ACTIVITY
Write the entries below out again without a single difference.

Content starts

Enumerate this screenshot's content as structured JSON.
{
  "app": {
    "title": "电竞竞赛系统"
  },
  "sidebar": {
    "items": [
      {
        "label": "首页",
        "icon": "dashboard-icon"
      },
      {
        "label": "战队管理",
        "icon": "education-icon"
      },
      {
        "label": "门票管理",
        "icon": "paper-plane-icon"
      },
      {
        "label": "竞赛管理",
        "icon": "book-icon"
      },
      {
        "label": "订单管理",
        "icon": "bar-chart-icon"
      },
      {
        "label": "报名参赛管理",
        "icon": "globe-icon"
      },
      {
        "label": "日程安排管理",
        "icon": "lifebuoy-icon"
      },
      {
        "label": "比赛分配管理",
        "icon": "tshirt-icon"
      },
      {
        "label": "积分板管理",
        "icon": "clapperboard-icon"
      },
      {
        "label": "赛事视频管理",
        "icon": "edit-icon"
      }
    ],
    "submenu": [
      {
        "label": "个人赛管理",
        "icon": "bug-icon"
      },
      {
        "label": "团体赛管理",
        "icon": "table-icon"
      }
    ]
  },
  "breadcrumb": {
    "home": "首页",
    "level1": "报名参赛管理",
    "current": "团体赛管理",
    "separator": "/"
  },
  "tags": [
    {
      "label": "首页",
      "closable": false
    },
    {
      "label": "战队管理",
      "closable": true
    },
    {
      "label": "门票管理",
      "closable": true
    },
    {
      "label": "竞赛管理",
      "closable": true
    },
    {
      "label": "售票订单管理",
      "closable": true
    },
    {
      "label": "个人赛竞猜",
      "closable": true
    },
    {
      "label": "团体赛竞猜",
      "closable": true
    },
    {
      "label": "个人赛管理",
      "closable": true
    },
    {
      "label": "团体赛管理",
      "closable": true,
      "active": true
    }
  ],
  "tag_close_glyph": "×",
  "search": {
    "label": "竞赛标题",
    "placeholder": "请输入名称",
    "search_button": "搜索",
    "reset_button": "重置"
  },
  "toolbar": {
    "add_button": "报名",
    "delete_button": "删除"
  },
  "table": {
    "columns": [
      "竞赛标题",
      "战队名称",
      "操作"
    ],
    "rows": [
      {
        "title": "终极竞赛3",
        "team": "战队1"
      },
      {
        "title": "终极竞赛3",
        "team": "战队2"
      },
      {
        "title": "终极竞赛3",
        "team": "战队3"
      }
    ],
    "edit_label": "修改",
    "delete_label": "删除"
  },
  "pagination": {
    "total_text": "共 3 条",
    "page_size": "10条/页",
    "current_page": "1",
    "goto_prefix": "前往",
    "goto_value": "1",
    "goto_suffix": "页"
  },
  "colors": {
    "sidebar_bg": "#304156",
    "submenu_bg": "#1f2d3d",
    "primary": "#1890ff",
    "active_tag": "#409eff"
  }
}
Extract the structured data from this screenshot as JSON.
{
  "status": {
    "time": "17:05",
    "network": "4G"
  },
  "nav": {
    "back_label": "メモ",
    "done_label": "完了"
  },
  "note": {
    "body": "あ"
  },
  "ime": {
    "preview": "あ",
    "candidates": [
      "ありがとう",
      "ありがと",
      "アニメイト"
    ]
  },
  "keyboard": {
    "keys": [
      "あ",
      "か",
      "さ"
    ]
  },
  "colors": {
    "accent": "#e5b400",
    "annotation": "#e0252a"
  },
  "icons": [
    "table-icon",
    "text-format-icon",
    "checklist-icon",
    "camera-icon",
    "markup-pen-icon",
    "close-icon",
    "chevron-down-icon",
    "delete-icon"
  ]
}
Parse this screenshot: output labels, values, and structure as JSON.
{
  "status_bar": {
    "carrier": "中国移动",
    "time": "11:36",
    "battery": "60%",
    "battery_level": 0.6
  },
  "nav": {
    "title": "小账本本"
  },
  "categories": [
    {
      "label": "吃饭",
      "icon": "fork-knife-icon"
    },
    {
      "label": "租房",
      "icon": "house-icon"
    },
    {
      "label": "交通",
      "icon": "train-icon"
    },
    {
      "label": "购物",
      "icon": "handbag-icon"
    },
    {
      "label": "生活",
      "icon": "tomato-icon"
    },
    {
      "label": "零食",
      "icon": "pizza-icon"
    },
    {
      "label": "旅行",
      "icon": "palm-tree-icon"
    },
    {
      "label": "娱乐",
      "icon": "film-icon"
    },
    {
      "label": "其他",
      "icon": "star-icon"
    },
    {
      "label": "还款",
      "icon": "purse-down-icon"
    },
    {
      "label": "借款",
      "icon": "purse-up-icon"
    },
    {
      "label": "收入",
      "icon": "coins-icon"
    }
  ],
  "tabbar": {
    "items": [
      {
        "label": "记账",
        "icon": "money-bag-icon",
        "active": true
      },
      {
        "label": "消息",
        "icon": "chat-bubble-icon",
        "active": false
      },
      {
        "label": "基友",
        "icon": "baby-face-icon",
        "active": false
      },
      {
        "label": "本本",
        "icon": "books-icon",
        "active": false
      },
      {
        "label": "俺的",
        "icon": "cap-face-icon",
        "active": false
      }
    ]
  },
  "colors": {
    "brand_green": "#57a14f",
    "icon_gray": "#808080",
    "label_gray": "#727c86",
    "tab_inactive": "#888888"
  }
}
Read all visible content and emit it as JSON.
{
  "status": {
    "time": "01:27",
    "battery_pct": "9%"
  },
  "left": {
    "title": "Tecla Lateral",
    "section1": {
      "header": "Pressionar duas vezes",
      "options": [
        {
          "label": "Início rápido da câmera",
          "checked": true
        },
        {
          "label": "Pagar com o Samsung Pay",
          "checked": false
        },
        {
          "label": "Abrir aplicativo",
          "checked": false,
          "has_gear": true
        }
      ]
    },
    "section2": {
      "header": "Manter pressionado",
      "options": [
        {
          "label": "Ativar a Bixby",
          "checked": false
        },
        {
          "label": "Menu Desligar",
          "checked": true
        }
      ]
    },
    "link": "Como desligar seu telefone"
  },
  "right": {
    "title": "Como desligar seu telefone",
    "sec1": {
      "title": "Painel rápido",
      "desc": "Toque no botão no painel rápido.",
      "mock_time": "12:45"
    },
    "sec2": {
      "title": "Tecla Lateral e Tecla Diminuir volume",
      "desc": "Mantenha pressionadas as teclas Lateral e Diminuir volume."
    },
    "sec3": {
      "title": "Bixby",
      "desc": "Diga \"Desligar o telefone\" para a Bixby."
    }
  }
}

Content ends

SOLUTION TO THIS EXERCISE
Enumerate this screenshot's content as structured JSON.
{
  "app": {
    "title": "电竞竞赛系统"
  },
  "sidebar": {
    "items": [
      {
        "label": "首页",
        "icon": "dashboard-icon"
      },
      {
        "label": "战队管理",
        "icon": "education-icon"
      },
      {
        "label": "门票管理",
        "icon": "paper-plane-icon"
      },
      {
        "label": "竞赛管理",
        "icon": "book-icon"
      },
      {
        "label": "订单管理",
        "icon": "bar-chart-icon"
      },
      {
        "label": "报名参赛管理",
        "icon": "globe-icon"
      },
      {
        "label": "日程安排管理",
        "icon": "lifebuoy-icon"
      },
      {
        "label": "比赛分配管理",
        "icon": "tshirt-icon"
      },
      {
        "label": "积分板管理",
        "icon": "clapperboard-icon"
      },
      {
        "label": "赛事视频管理",
        "icon": "edit-icon"
      }
    ],
    "submenu": [
      {
        "label": "个人赛管理",
        "icon": "bug-icon"
      },
      {
        "label": "团体赛管理",
        "icon": "table-icon"
      }
    ]
  },
  "breadcrumb": {
    "home": "首页",
    "level1": "报名参赛管理",
    "current": "团体赛管理",
    "separator": "/"
  },
  "tags": [
    {
      "label": "首页",
      "closable": false
    },
    {
      "label": "战队管理",
      "closable": true
    },
    {
      "label": "门票管理",
      "closable": true
    },
    {
      "label": "竞赛管理",
      "closable": true
    },
    {
      "label": "售票订单管理",
      "closable": true
    },
    {
      "label": "个人赛竞猜",
      "closable": true
    },
    {
      "label": "团体赛竞猜",
      "closable": true
    },
    {
      "label": "个人赛管理",
      "closable": true
    },
    {
      "label": "团体赛管理",
      "closable": true,
      "active": true
    }
  ],
  "tag_close_glyph": "×",
  "search": {
    "label": "竞赛标题",
    "placeholder": "请输入名称",
    "search_button": "搜索",
    "reset_button": "重置"
  },
  "toolbar": {
    "add_button": "报名",
    "delete_button": "删除"
  },
  "table": {
    "columns": [
      "竞赛标题",
      "战队名称",
      "操作"
    ],
    "rows": [
      {
        "title": "终极竞赛3",
        "team": "战队1"
      },
      {
        "title": "终极竞赛3",
        "team": "战队2"
      },
      {
        "title": "终极竞赛3",
        "team": "战队3"
      }
    ],
    "edit_label": "修改",
    "delete_label": "删除"
  },
  "pagination": {
    "total_text": "共 3 条",
    "page_size": "10条/页",
    "current_page": "1",
    "goto_prefix": "前往",
    "goto_value": "1",
    "goto_suffix": "页"
  },
  "colors": {
    "sidebar_bg": "#304156",
    "submenu_bg": "#1f2d3d",
    "primary": "#1890ff",
    "active_tag": "#409eff"
  }
}
Extract the structured data from this screenshot as JSON.
{
  "status": {
    "time": "17:05",
    "network": "4G"
  },
  "nav": {
    "back_label": "メモ",
    "done_label": "完了"
  },
  "note": {
    "body": "あ"
  },
  "ime": {
    "preview": "あ",
    "candidates": [
      "ありがとう",
      "ありがと",
      "アニメイト"
    ]
  },
  "keyboard": {
    "keys": [
      "あ",
      "か",
      "さ"
    ]
  },
  "colors": {
    "accent": "#e5b400",
    "annotation": "#e0252a"
  },
  "icons": [
    "table-icon",
    "text-format-icon",
    "checklist-icon",
    "camera-icon",
    "markup-pen-icon",
    "close-icon",
    "chevron-down-icon",
    "delete-icon"
  ]
}
Parse this screenshot: output labels, values, and structure as JSON.
{
  "status_bar": {
    "carrier": "中国移动",
    "time": "11:36",
    "battery": "60%",
    "battery_level": 0.6
  },
  "nav": {
    "title": "小账本本"
  },
  "categories": [
    {
      "label": "吃饭",
      "icon": "fork-knife-icon"
    },
    {
      "label": "租房",
      "icon": "house-icon"
    },
    {
      "label": "交通",
      "icon": "train-icon"
    },
    {
      "label": "购物",
      "icon": "handbag-icon"
    },
    {
      "label": "生活",
      "icon": "tomato-icon"
    },
    {
      "label": "零食",
      "icon": "pizza-icon"
    },
    {
      "label": "旅行",
      "icon": "palm-tree-icon"
    },
    {
      "label": "娱乐",
      "icon": "film-icon"
    },
    {
      "label": "其他",
      "icon": "star-icon"
    },
    {
      "label": "还款",
      "icon": "purse-down-icon"
    },
    {
      "label": "借款",
      "icon": "purse-up-icon"
    },
    {
      "label": "收入",
      "icon": "coins-icon"
    }
  ],
  "tabbar": {
    "items": [
      {
        "label": "记账",
        "icon": "money-bag-icon",
        "active": true
      },
      {
        "label": "消息",
        "icon": "chat-bubble-icon",
        "active": false
      },
      {
        "label": "基友",
        "icon": "baby-face-icon",
        "active": false
      },
      {
        "label": "本本",
        "icon": "books-icon",
        "active": false
      },
      {
        "label": "俺的",
        "icon": "cap-face-icon",
        "active": false
      }
    ]
  },
  "colors": {
    "brand_green": "#57a14f",
    "icon_gray": "#808080",
    "label_gray": "#727c86",
    "tab_inactive": "#888888"
  }
}
Read all visible content and emit it as JSON.
{
  "status": {
    "time": "01:27",
    "battery_pct": "9%"
  },
  "left": {
    "title": "Tecla Lateral",
    "section1": {
      "header": "Pressionar duas vezes",
      "options": [
        {
          "label": "Início rápido da câmera",
          "checked": true
        },
        {
          "label": "Pagar com o Samsung Pay",
          "checked": false
        },
        {
          "label": "Abrir aplicativo",
          "checked": false,
          "has_gear": true
        }
      ]
    },
    "section2": {
      "header": "Manter pressionado",
      "options": [
        {
          "label": "Ativar a Bixby",
          "checked": false
        },
        {
          "label": "Menu Desligar",
          "checked": true
        }
      ]
    },
    "link": "Como desligar seu telefone"
  },
  "right": {
    "title": "Como desligar seu telefone",
    "sec1": {
      "title": "Painel rápido",
      "desc": "Toque no botão no painel rápido.",
      "mock_time": "12:45"
    },
    "sec2": {
      "title": "Tecla Lateral e Tecla Diminuir volume",
      "desc": "Mantenha pressionadas as teclas Lateral e Diminuir volume."
    },
    "sec3": {
      "title": "Bixby",
      "desc": "Diga \"Desligar o telefone\" para a Bixby."
    }
  }
}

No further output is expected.